**ACTIVITY**: Given the records below, pull every line with the word "icon" into the answer.

**PROVIDED DATA**:
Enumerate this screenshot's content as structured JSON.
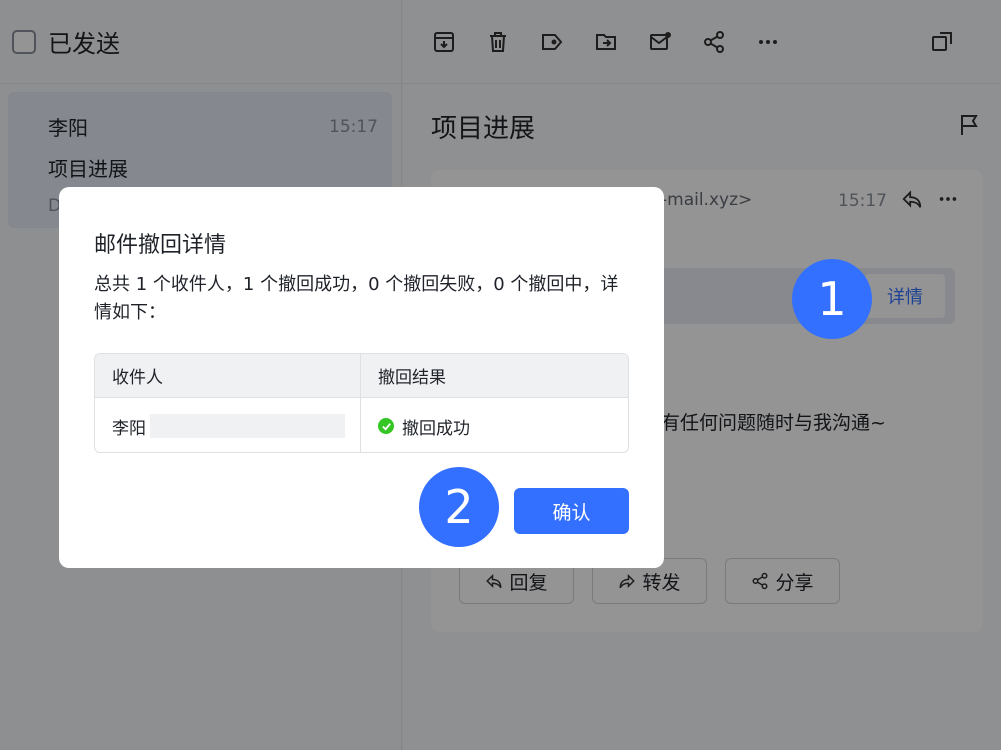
{
  "sidebar": {
    "folder_title": "已发送"
  },
  "mail_list": {
    "items": [
      {
        "sender": "李阳",
        "time": "15:17",
        "subject": "项目进展",
        "preview": "D"
      }
    ]
  },
  "reader": {
    "subject": "项目进展",
    "address_fragment": "-mail.xyz>",
    "time": "15:17",
    "detail_label": "详情",
    "body_fragment": "有任何问题随时与我沟通~",
    "actions": {
      "reply": "回复",
      "forward": "转发",
      "share": "分享"
    }
  },
  "dialog": {
    "title": "邮件撤回详情",
    "description": "总共 1 个收件人，1 个撤回成功，0 个撤回失败，0 个撤回中，详情如下：",
    "table": {
      "headers": [
        "收件人",
        "撤回结果"
      ],
      "rows": [
        {
          "recipient": "李阳",
          "result": "撤回成功"
        }
      ]
    },
    "confirm_label": "确认"
  },
  "badges": {
    "step1": "1",
    "step2": "2"
  },
  "colors": {
    "accent": "#3370ff",
    "success": "#34c724"
  }
}
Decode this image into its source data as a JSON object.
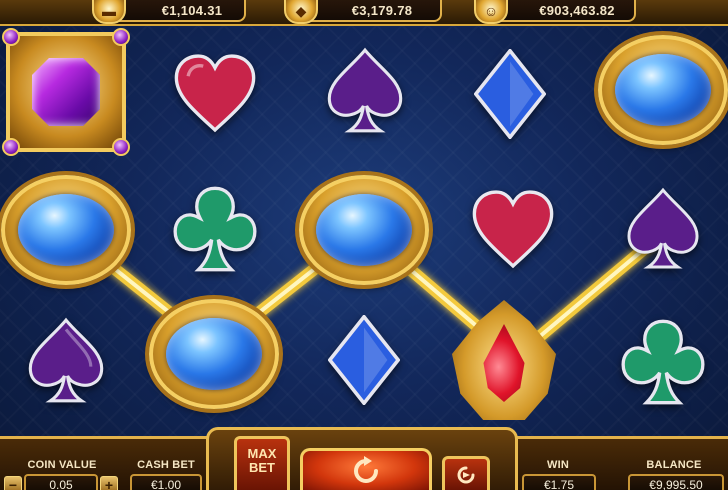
{
  "jackpots": [
    {
      "name": "gold-bars",
      "value": "€1,104.31",
      "icon": "gold-bars-icon"
    },
    {
      "name": "diamond",
      "value": "€3,179.78",
      "icon": "diamond-icon"
    },
    {
      "name": "jester",
      "value": "€903,463.82",
      "icon": "jester-icon"
    }
  ],
  "symbols": {
    "blue_sapphire": "blue-sapphire-icon",
    "amethyst": "amethyst-icon",
    "ruby": "ruby-icon",
    "heart": "heart-icon",
    "spade": "spade-icon",
    "club": "club-icon",
    "diamond": "diamond-suit-icon"
  },
  "colors": {
    "heart": "#c8244a",
    "spade": "#5a1e8a",
    "club": "#1f9a6a",
    "diamond": "#2a5ee0",
    "payline": "#ffd23a",
    "frame_gold": "#e3b24a"
  },
  "controls": {
    "coin_value_label": "COIN VALUE",
    "coin_value": "0.05",
    "cash_bet_label": "CASH BET",
    "cash_bet": "€1.00",
    "max_bet_label_1": "MAX",
    "max_bet_label_2": "BET",
    "win_label": "WIN",
    "win_value": "€1.75",
    "balance_label": "BALANCE",
    "balance_value": "€9,995.50",
    "minus": "−",
    "plus": "+"
  }
}
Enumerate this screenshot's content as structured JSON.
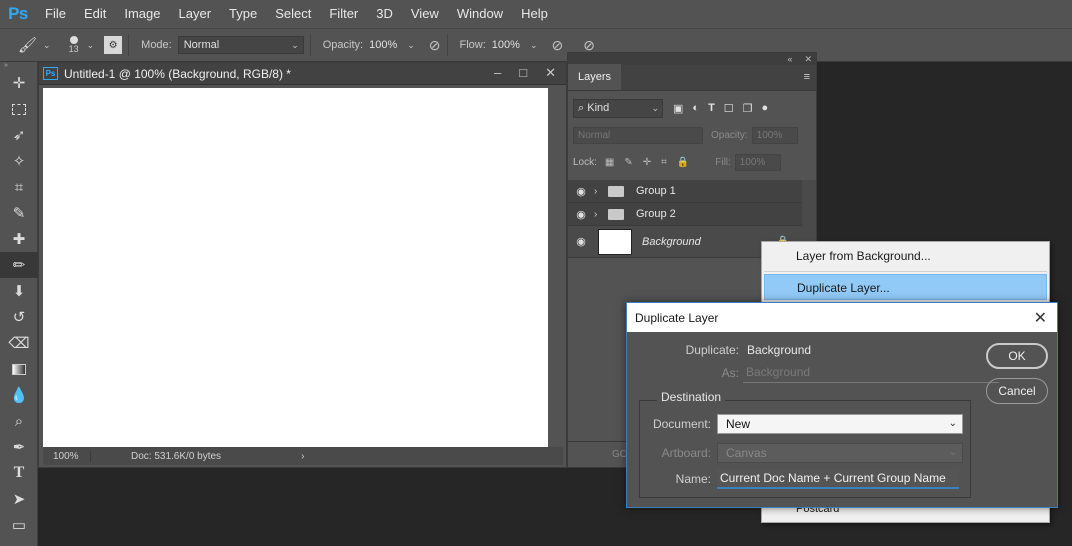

**ANSWER SPACE**:
      "icon": "gold-bars-icon"
      "icon": "diamond-icon"
      "icon": "jester-icon"
    "blue_sapphire": "blue-sapphire-icon",
    "amethyst": "amethyst-icon",
    "ruby": "ruby-icon",
    "heart": "heart-icon",
    "spade": "spade-icon",
    "club": "club-icon",
    "diamond": "diamond-suit-icon"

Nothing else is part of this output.